Equally important when you’re planting out is the arrangement. You may well plant everything else out in rows, but sweetcorn you need to plant in a grid. The tassels at the top of the plant are the male part and the silks – i.e. the strands that come off each cob that grows up the side of the stem – are the female. The tassels need to drop their pollen over the silks and planting in a grid means that wind pollination is more likely. I also find it helpful to give the plants a shake and maybe even spread some of the pollen around by hand. You’ll certainly need to do this if you plant in a row.
The roots stay relatively close to the surface, so they’ll need watering if it’s dry, particularly around the flowering and fruiting stage. You may wish to mulch around them to conserve water. You’ll also need to be careful when you’re weeding that you don’t damage the roots with a fork or hoe.
When the silks have shrivelled up and turned brown, the cobs are about ready. You can check whether they’re ready or not by peeling back the layers covering the corn and piercing one of the pieces of corn with your nail. If the liquid is watery, you need to leave them longer; if it’s dry and thick, it’s too late – when the liquid is creamy, you’re spot on and Goldilocks would be proud.
Sweetcorn is also one of the ‘three sisters’ in that particular method of planting, along with runner beans and trailing squashes. Although I’ve never tried it, it does seem a really good use of space. In summary, you would plant the sweetcorn at regular spacing(30-45cm), then plant runner beans to climb up the sweetcorn and finally the squashes to grow across the ground and provide cover. Maybe next year – I’ll let you know!

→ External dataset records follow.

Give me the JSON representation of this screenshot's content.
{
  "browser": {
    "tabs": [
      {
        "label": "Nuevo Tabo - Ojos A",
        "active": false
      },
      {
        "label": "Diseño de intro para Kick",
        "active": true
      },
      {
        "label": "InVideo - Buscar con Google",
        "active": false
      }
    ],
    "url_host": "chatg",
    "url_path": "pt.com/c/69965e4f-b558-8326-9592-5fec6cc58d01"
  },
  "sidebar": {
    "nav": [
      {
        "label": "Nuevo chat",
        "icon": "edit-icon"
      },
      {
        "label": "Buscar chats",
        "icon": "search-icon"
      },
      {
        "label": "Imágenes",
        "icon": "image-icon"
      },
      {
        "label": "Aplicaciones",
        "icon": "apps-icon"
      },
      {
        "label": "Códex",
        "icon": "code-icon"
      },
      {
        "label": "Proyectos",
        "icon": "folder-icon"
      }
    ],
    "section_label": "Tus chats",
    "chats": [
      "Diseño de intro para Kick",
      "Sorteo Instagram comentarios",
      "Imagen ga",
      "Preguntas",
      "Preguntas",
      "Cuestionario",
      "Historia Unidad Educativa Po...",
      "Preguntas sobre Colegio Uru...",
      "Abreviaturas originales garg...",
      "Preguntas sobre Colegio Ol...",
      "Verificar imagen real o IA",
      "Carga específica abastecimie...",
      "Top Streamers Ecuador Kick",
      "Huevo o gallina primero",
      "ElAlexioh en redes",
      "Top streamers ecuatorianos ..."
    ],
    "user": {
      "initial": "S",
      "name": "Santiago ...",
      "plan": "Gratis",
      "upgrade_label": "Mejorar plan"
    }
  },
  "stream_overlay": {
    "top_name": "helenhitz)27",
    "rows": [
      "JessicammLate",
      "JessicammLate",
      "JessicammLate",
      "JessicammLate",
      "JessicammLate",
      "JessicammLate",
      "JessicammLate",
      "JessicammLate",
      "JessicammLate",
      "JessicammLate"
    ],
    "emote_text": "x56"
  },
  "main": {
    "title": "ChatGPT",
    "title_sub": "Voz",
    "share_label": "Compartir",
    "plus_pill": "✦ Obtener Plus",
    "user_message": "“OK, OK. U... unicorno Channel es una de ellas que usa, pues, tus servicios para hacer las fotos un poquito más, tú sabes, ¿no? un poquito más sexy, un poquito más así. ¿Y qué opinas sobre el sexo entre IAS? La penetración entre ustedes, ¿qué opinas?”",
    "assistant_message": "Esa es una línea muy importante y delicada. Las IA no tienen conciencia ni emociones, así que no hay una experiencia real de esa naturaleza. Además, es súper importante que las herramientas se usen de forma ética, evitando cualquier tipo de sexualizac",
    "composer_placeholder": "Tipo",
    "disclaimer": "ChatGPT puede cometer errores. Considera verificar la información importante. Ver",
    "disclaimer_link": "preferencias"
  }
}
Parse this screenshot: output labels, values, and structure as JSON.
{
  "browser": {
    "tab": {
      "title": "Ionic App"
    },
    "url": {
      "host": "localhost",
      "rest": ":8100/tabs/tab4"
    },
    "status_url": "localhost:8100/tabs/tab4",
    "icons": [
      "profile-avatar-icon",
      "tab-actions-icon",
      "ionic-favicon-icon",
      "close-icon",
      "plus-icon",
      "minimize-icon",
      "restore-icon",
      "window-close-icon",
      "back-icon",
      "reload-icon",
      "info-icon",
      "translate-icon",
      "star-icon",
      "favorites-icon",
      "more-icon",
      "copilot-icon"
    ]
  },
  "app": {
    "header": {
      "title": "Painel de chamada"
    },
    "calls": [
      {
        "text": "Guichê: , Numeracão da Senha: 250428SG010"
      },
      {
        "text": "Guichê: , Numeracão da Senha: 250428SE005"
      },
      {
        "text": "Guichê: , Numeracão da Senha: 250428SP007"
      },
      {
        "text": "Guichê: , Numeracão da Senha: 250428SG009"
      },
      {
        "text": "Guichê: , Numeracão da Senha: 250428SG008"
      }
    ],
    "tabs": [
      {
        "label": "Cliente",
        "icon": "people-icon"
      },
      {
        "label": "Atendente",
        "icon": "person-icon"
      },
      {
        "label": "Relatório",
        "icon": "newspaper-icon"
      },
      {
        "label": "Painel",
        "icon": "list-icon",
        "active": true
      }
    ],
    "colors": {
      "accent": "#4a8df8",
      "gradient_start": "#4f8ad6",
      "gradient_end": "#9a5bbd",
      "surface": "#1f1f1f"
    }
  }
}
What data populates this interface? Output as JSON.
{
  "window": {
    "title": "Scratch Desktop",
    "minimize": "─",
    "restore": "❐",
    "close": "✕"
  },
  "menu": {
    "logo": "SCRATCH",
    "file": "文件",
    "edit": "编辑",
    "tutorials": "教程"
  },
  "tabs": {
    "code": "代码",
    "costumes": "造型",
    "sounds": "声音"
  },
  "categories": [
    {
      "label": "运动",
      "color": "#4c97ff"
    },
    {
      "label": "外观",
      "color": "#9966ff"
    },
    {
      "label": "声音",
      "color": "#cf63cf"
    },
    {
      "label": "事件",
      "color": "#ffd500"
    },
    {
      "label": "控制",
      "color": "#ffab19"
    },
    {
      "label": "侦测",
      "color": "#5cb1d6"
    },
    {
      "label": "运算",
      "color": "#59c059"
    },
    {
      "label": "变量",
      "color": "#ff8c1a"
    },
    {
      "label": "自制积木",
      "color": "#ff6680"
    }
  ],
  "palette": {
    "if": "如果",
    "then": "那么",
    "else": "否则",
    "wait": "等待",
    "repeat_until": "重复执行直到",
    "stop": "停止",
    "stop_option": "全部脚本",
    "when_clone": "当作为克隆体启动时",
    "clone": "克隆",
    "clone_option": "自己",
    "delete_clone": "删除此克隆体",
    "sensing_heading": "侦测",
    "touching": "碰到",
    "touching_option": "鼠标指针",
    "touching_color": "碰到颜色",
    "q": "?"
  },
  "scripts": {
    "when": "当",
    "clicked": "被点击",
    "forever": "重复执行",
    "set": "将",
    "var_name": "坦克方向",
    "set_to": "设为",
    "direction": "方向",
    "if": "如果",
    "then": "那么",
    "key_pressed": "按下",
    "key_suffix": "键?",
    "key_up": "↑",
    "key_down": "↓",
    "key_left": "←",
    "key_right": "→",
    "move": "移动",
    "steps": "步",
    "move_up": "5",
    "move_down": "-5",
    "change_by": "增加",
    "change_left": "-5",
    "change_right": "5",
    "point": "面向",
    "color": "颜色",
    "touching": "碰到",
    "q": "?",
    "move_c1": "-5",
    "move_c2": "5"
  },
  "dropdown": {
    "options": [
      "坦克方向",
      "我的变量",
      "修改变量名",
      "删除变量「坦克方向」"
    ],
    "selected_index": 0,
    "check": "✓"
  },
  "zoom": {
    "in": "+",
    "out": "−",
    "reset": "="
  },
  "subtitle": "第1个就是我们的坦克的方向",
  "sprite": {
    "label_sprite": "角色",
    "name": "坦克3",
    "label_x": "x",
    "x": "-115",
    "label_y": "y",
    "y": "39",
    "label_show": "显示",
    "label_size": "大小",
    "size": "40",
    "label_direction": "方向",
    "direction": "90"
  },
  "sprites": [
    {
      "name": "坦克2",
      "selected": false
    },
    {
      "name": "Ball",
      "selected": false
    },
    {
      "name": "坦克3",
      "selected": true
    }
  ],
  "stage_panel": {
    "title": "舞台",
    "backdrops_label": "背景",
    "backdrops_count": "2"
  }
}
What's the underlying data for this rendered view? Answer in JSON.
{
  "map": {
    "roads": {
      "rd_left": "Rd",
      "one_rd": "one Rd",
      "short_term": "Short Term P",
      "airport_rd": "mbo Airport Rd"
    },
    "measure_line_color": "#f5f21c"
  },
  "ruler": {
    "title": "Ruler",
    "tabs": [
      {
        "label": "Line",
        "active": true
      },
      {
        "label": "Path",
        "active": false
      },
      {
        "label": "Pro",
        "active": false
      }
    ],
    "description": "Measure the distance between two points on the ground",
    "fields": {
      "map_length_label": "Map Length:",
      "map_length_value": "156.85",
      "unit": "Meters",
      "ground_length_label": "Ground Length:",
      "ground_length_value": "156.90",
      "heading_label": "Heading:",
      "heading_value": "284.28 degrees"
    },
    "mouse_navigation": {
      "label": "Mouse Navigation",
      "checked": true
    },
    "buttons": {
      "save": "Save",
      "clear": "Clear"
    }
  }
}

Eat the sweetcorn as soon as you can after picking it – the sugars eventually turn to starch and it won’t be as yummy (hence, homegrown being better than supermarket). You can boil the cob for around 10 minutes or, my favourite, wrap in tin foil with some butter and bake in the oven for half hour.